Interface dataset entries
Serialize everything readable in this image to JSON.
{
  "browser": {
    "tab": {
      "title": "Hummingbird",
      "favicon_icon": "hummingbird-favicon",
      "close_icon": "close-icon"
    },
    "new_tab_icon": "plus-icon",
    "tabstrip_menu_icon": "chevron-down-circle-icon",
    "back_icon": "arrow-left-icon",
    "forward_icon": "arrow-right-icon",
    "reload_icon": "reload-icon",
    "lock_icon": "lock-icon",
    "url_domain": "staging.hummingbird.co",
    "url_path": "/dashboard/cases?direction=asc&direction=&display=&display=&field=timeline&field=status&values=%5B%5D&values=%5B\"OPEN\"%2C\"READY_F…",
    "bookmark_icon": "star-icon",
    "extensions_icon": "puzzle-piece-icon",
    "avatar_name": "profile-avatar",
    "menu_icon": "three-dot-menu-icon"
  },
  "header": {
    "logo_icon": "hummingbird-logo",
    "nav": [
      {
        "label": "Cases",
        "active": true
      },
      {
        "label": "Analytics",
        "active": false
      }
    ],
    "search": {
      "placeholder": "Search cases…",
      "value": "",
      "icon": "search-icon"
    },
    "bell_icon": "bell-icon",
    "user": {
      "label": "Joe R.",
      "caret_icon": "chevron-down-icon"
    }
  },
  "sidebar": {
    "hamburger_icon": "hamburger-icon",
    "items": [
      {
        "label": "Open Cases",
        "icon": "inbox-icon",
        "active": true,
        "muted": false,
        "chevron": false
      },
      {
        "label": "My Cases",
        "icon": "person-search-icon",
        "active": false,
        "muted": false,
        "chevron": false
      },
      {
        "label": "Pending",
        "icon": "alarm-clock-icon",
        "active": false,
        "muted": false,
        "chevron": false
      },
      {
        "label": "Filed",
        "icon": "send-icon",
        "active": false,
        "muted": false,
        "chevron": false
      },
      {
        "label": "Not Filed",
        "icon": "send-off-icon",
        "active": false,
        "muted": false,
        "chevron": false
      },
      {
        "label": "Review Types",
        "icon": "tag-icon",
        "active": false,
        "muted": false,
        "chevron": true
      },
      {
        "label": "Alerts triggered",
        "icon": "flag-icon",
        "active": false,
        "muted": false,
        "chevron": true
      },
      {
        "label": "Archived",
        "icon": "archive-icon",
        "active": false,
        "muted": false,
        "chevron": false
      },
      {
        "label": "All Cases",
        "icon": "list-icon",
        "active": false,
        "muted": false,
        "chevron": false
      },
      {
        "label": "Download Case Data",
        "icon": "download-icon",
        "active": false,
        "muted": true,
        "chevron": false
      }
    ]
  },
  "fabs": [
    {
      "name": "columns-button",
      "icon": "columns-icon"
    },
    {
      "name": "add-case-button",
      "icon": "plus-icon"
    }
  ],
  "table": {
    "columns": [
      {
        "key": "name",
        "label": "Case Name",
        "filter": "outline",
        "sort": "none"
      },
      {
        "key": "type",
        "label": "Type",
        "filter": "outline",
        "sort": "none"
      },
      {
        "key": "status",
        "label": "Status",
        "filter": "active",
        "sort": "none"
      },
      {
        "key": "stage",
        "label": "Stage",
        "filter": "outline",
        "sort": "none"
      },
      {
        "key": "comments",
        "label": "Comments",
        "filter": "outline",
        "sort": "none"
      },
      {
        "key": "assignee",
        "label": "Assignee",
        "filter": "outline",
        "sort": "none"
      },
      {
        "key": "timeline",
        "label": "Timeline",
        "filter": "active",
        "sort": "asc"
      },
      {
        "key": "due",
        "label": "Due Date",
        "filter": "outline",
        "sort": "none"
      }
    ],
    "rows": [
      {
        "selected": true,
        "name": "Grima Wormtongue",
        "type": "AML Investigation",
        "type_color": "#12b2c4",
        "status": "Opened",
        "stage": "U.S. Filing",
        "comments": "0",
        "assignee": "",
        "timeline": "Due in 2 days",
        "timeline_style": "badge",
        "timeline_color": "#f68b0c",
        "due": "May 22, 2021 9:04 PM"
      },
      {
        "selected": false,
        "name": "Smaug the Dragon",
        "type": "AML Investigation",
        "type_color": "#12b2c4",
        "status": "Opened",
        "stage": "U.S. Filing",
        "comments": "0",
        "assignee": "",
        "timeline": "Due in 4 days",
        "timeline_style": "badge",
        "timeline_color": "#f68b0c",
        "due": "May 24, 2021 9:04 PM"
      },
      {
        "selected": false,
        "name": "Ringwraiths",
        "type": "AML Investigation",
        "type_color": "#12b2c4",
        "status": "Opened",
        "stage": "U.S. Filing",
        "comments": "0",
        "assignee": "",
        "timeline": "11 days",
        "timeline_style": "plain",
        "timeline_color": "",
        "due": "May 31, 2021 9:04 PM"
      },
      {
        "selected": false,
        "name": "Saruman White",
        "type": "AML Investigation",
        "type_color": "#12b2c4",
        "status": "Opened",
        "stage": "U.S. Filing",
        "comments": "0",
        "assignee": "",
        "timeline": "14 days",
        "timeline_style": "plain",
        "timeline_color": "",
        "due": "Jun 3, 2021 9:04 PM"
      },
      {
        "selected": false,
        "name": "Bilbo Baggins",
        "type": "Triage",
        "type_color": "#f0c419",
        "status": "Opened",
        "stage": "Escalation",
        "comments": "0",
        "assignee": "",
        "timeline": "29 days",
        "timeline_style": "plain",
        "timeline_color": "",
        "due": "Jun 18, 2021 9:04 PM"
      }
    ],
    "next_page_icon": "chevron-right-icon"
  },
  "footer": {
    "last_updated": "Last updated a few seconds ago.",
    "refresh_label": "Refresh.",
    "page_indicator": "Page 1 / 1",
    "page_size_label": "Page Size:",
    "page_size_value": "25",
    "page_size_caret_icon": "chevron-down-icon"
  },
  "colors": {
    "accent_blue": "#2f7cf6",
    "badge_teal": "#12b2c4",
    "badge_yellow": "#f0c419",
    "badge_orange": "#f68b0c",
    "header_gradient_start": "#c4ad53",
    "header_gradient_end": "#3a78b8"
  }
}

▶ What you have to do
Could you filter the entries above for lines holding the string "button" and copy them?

▶ Result of the task
      "name": "columns-button",
      "name": "add-case-button",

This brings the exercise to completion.